American hazelnut is a thicket-forming native shrub, excellent for naturalizing, woodland gardens and shade areas. Showy male flowers (catkins) add early spring interest, dark green leaves turn a beautiful kaleidoscope of colors in the fall.

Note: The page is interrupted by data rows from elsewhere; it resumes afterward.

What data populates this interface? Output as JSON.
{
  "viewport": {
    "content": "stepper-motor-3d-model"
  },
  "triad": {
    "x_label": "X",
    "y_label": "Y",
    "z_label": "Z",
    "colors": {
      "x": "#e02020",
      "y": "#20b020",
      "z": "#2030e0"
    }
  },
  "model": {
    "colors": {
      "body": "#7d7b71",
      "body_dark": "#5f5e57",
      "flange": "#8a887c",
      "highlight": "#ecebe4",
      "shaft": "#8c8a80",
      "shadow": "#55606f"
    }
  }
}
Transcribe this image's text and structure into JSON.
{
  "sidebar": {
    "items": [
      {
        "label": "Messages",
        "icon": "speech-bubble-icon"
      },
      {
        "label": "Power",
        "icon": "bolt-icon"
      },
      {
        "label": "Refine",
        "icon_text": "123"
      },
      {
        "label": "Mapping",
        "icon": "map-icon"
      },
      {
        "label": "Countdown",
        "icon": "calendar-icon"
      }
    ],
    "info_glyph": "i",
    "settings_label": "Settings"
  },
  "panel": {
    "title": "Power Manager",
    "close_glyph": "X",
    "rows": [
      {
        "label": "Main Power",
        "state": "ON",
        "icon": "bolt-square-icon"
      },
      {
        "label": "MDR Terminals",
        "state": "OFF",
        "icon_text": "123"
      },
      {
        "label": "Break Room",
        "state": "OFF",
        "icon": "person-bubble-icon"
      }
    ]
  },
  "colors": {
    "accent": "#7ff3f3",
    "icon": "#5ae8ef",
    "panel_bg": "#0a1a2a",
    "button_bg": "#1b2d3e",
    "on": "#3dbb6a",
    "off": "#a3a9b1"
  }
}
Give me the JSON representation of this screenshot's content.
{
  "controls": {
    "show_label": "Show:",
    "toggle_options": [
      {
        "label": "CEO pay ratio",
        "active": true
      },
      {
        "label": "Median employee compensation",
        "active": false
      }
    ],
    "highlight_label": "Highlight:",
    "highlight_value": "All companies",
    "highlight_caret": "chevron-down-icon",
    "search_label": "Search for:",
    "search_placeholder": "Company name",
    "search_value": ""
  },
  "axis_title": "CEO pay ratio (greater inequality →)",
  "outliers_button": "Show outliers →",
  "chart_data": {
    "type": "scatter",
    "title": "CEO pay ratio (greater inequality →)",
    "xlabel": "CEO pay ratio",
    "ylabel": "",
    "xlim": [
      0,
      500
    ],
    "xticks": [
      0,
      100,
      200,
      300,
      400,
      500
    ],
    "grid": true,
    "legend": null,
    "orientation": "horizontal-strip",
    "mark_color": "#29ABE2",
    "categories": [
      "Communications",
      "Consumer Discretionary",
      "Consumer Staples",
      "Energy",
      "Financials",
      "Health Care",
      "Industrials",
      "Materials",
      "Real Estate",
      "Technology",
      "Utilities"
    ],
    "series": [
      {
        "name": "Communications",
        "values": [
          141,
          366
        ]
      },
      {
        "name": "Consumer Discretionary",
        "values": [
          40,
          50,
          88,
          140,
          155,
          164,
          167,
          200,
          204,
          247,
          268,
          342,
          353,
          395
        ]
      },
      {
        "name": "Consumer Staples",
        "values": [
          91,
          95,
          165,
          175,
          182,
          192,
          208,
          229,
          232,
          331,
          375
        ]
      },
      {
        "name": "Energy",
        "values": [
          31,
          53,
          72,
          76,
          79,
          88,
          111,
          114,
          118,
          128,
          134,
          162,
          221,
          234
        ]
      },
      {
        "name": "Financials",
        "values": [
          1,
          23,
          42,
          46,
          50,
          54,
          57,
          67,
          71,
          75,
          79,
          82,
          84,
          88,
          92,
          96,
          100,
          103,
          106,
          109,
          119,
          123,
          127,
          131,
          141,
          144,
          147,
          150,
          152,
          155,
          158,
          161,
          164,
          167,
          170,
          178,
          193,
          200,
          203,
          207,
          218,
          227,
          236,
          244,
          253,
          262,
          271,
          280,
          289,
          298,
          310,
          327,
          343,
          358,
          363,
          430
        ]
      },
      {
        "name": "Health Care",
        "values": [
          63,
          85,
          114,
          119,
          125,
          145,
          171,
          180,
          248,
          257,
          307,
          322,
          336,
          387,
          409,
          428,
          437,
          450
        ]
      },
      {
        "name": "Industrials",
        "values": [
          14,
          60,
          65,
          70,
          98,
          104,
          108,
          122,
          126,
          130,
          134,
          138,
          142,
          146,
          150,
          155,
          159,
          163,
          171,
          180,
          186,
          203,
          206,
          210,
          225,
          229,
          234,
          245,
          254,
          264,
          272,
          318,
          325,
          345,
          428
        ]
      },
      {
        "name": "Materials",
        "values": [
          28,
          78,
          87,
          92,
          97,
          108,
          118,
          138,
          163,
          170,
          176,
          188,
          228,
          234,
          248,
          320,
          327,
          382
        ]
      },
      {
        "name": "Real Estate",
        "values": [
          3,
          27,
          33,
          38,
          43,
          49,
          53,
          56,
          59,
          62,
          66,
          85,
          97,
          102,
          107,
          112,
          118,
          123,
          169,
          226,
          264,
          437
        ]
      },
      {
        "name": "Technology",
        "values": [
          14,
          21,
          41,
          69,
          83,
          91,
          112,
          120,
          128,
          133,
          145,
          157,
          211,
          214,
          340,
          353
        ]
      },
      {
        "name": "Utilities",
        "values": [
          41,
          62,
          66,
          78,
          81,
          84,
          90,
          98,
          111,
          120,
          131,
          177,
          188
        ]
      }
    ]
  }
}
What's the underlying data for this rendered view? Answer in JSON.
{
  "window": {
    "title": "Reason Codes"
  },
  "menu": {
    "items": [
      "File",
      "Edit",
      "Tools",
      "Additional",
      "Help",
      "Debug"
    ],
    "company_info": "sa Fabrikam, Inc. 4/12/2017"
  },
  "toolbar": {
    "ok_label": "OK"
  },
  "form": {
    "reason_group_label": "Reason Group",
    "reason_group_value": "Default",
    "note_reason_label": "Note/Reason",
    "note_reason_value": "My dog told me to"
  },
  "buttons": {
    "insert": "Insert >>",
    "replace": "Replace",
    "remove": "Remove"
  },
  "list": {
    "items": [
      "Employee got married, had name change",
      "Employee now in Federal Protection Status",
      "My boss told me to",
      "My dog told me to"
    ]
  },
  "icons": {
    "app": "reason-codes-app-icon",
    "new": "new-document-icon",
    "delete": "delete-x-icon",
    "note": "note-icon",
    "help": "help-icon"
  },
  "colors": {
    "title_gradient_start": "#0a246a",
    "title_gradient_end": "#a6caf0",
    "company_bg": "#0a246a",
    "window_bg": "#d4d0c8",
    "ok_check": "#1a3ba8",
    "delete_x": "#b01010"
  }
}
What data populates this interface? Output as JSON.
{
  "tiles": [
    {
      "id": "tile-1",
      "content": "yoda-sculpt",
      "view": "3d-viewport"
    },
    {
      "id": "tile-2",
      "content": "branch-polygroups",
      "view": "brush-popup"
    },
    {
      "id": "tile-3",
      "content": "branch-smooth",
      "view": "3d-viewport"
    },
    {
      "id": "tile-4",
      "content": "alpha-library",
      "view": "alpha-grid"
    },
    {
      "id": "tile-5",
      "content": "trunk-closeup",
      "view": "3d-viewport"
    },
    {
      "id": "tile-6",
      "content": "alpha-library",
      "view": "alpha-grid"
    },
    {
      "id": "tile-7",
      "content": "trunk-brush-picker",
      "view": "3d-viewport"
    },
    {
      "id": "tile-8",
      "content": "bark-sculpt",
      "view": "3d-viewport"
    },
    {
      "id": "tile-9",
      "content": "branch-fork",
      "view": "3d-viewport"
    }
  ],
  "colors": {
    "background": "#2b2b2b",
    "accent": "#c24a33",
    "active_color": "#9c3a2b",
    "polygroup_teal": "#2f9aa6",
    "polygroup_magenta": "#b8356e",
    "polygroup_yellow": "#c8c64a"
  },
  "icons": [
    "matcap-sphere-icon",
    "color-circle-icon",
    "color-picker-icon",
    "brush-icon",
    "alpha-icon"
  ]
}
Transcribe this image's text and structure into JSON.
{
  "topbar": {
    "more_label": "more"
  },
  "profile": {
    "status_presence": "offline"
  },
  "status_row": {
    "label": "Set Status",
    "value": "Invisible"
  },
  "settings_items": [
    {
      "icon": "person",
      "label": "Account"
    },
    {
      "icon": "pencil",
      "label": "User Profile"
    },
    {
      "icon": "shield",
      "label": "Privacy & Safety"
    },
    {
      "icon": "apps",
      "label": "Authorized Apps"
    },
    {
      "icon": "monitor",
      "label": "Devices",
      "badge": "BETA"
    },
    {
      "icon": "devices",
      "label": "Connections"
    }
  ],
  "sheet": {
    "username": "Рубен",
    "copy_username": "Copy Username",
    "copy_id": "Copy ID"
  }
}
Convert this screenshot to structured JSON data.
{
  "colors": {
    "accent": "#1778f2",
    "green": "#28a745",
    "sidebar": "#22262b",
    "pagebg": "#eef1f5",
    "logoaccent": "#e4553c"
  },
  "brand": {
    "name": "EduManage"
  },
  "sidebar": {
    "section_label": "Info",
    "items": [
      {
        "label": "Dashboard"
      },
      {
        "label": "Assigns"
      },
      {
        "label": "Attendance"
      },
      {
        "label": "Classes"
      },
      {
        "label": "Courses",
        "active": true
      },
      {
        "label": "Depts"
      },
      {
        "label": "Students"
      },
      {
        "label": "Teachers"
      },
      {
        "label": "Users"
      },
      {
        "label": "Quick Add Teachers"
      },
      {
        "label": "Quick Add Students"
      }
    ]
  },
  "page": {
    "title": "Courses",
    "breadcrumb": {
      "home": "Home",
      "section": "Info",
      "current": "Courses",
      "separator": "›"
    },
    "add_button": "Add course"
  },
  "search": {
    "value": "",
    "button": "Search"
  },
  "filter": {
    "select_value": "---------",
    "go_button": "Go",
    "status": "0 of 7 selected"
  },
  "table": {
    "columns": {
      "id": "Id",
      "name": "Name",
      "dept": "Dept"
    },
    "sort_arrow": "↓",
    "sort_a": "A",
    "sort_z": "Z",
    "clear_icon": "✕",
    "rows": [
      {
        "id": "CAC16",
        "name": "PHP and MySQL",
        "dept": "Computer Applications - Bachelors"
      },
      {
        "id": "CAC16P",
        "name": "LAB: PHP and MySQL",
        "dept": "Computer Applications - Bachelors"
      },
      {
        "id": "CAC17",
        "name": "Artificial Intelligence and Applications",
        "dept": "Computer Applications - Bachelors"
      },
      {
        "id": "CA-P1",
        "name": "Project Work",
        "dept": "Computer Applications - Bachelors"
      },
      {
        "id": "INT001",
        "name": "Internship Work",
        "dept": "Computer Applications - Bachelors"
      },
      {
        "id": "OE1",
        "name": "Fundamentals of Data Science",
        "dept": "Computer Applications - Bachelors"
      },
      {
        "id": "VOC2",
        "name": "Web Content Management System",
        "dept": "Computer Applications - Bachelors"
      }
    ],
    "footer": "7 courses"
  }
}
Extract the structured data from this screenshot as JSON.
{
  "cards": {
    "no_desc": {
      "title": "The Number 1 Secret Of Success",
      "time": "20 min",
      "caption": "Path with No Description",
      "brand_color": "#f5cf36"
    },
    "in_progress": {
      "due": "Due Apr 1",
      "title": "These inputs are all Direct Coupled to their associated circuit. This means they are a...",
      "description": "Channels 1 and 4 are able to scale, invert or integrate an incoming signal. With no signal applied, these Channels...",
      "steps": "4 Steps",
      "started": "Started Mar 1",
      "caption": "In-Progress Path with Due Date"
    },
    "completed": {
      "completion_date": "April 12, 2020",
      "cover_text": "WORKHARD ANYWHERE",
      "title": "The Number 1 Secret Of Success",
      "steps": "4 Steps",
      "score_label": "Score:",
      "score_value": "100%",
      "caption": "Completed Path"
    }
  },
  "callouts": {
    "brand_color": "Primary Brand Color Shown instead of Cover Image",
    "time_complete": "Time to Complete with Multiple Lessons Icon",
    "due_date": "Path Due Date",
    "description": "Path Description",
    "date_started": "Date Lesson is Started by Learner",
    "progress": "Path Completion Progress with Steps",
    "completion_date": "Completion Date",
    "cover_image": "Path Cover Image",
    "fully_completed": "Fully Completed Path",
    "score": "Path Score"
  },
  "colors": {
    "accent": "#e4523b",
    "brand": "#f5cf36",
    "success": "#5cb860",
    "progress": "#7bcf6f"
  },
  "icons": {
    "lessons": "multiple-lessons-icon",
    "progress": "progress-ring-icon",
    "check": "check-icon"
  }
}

The nuts mature from September to October, attracting seed-eating birds, such as blue jays and woodpeckers.
- Chicago area
- North America
- Large shrub (more than 8 feet)
- Medium shrub (5-8 feet)
- Full sun (6 hrs direct light daily)
- Partial sun/shade (4-6 hrs light daily)
- Zone 4
- Zone 5
- Zone 6
- Zone 7
- Moist, well-drained soil
- Deciduous (seasonally loses leaves)
- Early spring
- Late summer
- Early fall
Size and Form
A thicket forming, multi-stemmed shrub with a rounded habit, 6 to 10 feet high and 4 to 6 feet wide.
Tree & Plant Care
Adaptable to wide variety of habitats, best in full sun, tolerant of part shade.
Tolerant of a wide range of soil pH in well-drained, loamy soil
Prune unwanted suckers to maintain size and shape.
Disease, pests and problems
Japanese beetles, scale insects, filbert blight
Native geographic location and habitat
Found as understory plant and wood edges in eastern North America and Canada.
Attracts birds & butterflies
Attracts seed eaters, such as blue jays and woodpeckers.
Leaf or needle arrangement, size, shape, and texture
Simple, alternate leaves; ovate to heart-shaped with a toothed margin.
Green in summer with some mild yellow fall color.
Flower arrangement, shape, and size
Showy, yellow male flowers in pendulous catkins; tiny pink females at the end of branches.
Fruit, cone, nut, and seed descriptions
Edible hazelnuts (filberts) enclosed in a frilly husk; mature from September to October.